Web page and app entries
Segment Open
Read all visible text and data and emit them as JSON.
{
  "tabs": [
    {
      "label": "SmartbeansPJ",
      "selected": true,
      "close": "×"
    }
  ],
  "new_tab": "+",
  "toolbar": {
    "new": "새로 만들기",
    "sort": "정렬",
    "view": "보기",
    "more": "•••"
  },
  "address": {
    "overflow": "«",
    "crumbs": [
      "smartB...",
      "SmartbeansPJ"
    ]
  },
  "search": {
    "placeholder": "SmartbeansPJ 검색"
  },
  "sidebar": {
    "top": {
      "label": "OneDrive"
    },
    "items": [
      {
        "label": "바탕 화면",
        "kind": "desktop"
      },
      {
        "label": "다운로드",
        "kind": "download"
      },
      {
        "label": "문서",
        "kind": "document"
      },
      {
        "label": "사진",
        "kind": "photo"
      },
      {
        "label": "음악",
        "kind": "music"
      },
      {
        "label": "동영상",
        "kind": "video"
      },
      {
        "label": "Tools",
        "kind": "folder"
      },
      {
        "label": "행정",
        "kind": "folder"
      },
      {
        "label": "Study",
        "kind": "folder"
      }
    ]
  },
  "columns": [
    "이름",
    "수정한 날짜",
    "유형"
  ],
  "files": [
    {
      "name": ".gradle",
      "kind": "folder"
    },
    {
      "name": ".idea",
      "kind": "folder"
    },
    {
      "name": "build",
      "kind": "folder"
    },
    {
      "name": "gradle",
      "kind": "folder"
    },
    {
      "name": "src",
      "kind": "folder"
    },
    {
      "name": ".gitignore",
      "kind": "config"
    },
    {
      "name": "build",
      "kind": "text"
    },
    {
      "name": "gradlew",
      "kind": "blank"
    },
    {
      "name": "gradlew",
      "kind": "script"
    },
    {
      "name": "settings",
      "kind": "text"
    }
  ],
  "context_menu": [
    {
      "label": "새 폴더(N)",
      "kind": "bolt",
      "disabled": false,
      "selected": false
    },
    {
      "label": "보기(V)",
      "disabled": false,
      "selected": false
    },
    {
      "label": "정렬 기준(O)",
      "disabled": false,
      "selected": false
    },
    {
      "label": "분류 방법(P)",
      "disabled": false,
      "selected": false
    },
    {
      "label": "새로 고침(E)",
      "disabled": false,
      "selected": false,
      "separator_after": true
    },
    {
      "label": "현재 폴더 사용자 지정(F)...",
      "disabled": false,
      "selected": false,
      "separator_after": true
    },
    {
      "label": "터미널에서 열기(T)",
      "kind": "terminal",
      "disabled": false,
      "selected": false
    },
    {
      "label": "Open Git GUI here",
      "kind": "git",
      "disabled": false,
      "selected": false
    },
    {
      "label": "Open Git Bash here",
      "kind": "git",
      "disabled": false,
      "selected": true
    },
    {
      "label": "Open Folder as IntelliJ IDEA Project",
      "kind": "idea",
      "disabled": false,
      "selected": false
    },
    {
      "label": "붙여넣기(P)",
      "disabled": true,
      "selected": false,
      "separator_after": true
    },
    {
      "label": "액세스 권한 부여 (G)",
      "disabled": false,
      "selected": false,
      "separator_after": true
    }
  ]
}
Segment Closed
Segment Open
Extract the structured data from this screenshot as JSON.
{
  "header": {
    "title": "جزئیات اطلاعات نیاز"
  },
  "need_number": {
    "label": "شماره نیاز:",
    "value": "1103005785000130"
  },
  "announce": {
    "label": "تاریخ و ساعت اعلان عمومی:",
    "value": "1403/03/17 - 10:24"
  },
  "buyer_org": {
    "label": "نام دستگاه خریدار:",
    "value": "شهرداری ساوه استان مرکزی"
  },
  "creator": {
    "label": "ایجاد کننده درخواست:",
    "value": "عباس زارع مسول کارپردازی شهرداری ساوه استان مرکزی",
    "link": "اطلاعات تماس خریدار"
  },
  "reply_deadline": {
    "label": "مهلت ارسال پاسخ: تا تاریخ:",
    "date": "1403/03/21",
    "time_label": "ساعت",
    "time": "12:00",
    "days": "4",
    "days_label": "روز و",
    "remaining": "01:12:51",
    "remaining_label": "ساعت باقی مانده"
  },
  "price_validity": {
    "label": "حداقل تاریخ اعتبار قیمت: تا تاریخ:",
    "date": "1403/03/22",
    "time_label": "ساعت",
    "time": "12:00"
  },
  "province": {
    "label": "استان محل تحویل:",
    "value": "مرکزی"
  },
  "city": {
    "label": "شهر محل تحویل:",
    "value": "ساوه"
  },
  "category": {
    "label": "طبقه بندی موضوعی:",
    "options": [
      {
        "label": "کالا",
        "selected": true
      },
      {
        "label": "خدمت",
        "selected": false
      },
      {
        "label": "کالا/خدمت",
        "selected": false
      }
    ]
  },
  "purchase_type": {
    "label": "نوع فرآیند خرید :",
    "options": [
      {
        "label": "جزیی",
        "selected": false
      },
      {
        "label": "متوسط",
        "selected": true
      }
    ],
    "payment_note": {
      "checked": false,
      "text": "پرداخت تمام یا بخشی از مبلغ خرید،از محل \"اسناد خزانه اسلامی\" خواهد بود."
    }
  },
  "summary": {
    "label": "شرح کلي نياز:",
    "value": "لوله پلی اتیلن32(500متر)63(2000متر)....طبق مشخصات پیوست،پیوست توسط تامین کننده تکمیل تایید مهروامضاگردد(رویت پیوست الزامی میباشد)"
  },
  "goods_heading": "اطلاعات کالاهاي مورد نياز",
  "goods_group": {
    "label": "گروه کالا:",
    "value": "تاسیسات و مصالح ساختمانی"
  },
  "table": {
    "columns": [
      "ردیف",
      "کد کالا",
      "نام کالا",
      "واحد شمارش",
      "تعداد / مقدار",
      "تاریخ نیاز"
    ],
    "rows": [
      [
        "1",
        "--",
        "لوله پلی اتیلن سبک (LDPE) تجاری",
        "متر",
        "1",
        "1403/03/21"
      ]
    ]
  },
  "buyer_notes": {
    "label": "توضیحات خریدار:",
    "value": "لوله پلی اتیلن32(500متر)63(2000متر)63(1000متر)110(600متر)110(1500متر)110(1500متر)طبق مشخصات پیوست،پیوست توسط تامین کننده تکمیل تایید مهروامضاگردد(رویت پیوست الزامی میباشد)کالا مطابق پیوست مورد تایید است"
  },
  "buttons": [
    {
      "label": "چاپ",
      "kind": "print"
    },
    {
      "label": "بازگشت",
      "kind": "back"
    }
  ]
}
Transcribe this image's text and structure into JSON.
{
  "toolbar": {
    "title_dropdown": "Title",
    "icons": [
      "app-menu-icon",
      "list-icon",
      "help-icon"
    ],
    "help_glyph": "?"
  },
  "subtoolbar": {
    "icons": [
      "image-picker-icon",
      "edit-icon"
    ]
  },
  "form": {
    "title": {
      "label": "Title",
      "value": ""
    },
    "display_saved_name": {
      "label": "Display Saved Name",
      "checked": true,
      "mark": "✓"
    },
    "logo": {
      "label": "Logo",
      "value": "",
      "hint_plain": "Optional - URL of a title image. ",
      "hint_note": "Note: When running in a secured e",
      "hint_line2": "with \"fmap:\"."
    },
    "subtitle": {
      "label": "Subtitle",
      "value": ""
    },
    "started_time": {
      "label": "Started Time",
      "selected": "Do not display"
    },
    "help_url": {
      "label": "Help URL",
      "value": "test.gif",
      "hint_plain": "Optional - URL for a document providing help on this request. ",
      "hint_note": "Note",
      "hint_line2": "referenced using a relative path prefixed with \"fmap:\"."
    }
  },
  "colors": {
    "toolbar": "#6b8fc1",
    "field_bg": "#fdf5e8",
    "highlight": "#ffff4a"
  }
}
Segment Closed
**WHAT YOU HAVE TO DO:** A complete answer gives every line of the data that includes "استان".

**TASK RESULT:**
    "value": "شهرداری ساوه استان مرکزی"
    "value": "عباس زارع مسول کارپردازی شهرداری ساوه استان مرکزی",
    "label": "استان محل تحویل:",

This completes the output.